Thigh lifts are an increasingly popular choice for people who have had weight-loss surgery. As they commonly explain to Milton Keynes surgeon Mr Sudip Ghosh, while they are happy with their smaller frame, they have become acutely self-conscious about the sagging skin around their thighs. During a thigh lift, Mr Ghosh will make an incision down the inner thigh; it may run from knee to groin, and perhaps along the buttock for further lift. The skin is then separated from the fat and underlying muscle, excess skin is removed and the incision closed.
What are the potential risks?
Any surgery carries a risk of complication but these risks are minimised when in the care of a team of highly experienced surgeon and anaesthetist. During a Milton Keynes thigh lift consultation, Mr Ghosh will discuss the potential risks, detailing both the general risks of surgery and those particular to this procedure. A study published in Cosmetic Surgery Times (January 2015) found that minor wound-healing complications are relatively common. Complications can include dehiscence (where the wound ruptures along the surgical suture), excess scarring, numbness, seroma (collection of fluid under the skin), haematoma (a solid swelling of clotted blood under the skin), and swelling. There is also a higher risk of infection as the inner thigh is a difficult area for healing. The study’s author, Jeffrey A. Gusenoff, MD of University of Pittsburgh Medical Center, says, ‘these can be very small yet still significant to the patient’.
What can I do to reduce the risk of my thigh lift?

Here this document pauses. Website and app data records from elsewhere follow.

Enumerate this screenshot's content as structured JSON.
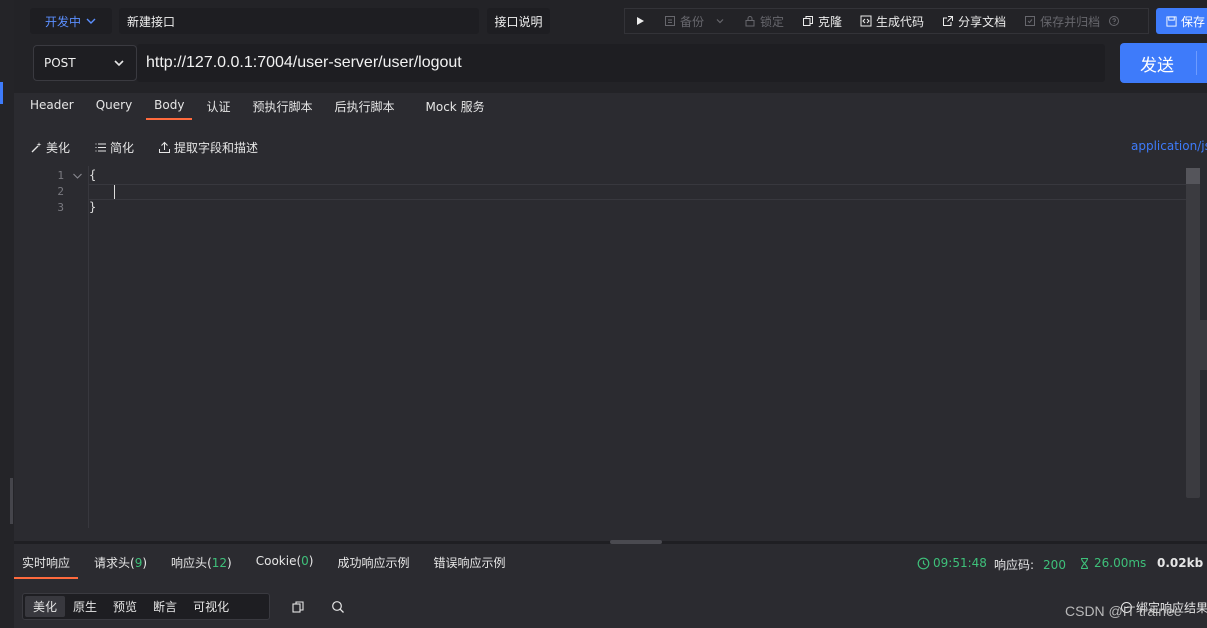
{
  "header": {
    "status_label": "开发中",
    "api_name": "新建接口",
    "desc_button": "接口说明",
    "toolbar": {
      "backup": "备份",
      "lock": "锁定",
      "clone": "克隆",
      "gen_code": "生成代码",
      "share_doc": "分享文档",
      "save_archive": "保存并归档"
    },
    "save_button": "保存"
  },
  "request": {
    "method": "POST",
    "url": "http://127.0.0.1:7004/user-server/user/logout",
    "send_button": "发送"
  },
  "tabs": [
    {
      "label": "Header"
    },
    {
      "label": "Query"
    },
    {
      "label": "Body"
    },
    {
      "label": "认证"
    },
    {
      "label": "预执行脚本"
    },
    {
      "label": "后执行脚本"
    },
    {
      "label": "Mock 服务"
    }
  ],
  "body_toolbar": {
    "beautify": "美化",
    "simplify": "简化",
    "extract": "提取字段和描述",
    "content_type": "application/jso"
  },
  "editor": {
    "lines": [
      {
        "num": "1",
        "text": "{"
      },
      {
        "num": "2",
        "text": ""
      },
      {
        "num": "3",
        "text": "}"
      }
    ]
  },
  "response": {
    "tabs": {
      "realtime": "实时响应",
      "req_headers": "请求头",
      "req_headers_count": "9",
      "resp_headers": "响应头",
      "resp_headers_count": "12",
      "cookie": "Cookie",
      "cookie_count": "0",
      "success_example": "成功响应示例",
      "error_example": "错误响应示例"
    },
    "time": "09:51:48",
    "status_label": "响应码:",
    "status_code": "200",
    "duration": "26.00ms",
    "size": "0.02kb",
    "view_tabs": [
      "美化",
      "原生",
      "预览",
      "断言",
      "可视化"
    ],
    "bind_result": "绑定响应结果"
  },
  "watermark": "CSDN @IT trainee",
  "colors": {
    "accent": "#3e7bfa",
    "active_tab": "#ff6a3d",
    "success": "#3ec07a"
  }
}
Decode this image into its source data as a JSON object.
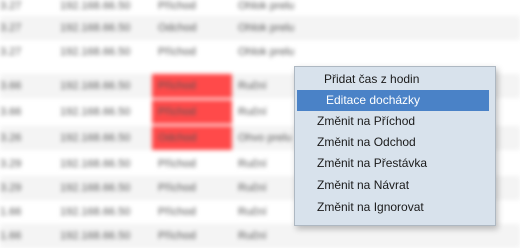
{
  "table": {
    "rows": [
      {
        "time": "3.27",
        "ip": "192.168.66.50",
        "type": "Příchod",
        "desc": "Ohlok prelu",
        "alt": false,
        "highlight": false
      },
      {
        "time": "3.27",
        "ip": "192.168.66.50",
        "type": "Odchod",
        "desc": "Ohlok prelu",
        "alt": true,
        "highlight": false
      },
      {
        "time": "3.27",
        "ip": "192.168.66.50",
        "type": "Příchod",
        "desc": "Ohlok prelu",
        "alt": false,
        "highlight": false
      },
      {
        "time": "3.66",
        "ip": "192.168.66.50",
        "type": "Příchod",
        "desc": "Ruční",
        "alt": true,
        "highlight": true
      },
      {
        "time": "3.66",
        "ip": "192.168.66.50",
        "type": "Příchod",
        "desc": "Ruční",
        "alt": false,
        "highlight": true
      },
      {
        "time": "3.26",
        "ip": "192.168.66.50",
        "type": "Odchod",
        "desc": "Ohvo prelu",
        "alt": true,
        "highlight": true
      },
      {
        "time": "3.29",
        "ip": "192.168.66.50",
        "type": "Příchod",
        "desc": "Ruční",
        "alt": false,
        "highlight": false
      },
      {
        "time": "3.29",
        "ip": "192.168.66.50",
        "type": "Příchod",
        "desc": "Ruční",
        "alt": true,
        "highlight": false
      },
      {
        "time": "1.66",
        "ip": "192.168.66.50",
        "type": "Příchod",
        "desc": "Ruční",
        "alt": false,
        "highlight": false
      },
      {
        "time": "1.66",
        "ip": "192.168.66.50",
        "type": "Příchod",
        "desc": "Ruční",
        "alt": true,
        "highlight": false
      }
    ]
  },
  "context_menu": {
    "items": [
      {
        "label": "Přidat čas z hodin",
        "selected": false
      },
      {
        "label": "Editace docházky",
        "selected": true
      },
      {
        "label": "Změnit na Příchod",
        "selected": false
      },
      {
        "label": "Změnit na Odchod",
        "selected": false
      },
      {
        "label": "Změnit na Přestávka",
        "selected": false
      },
      {
        "label": "Změnit na Návrat",
        "selected": false
      },
      {
        "label": "Změnit na Ignorovat",
        "selected": false
      }
    ]
  },
  "colors": {
    "highlight": "#ff4a4a",
    "menu_background": "#d8e2ec",
    "menu_selected": "#4a82c7"
  }
}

Firstly, choose a surgeon who is a member of a prestigious professional body such as BAPRAS or BAAPS for reassurance that they are trained to the highest degree. And secondly, follow that surgeon’s pre- and post-op instructions to the letter to achieve the optimal healing and aesthetic results after your thigh lift.Leave a reply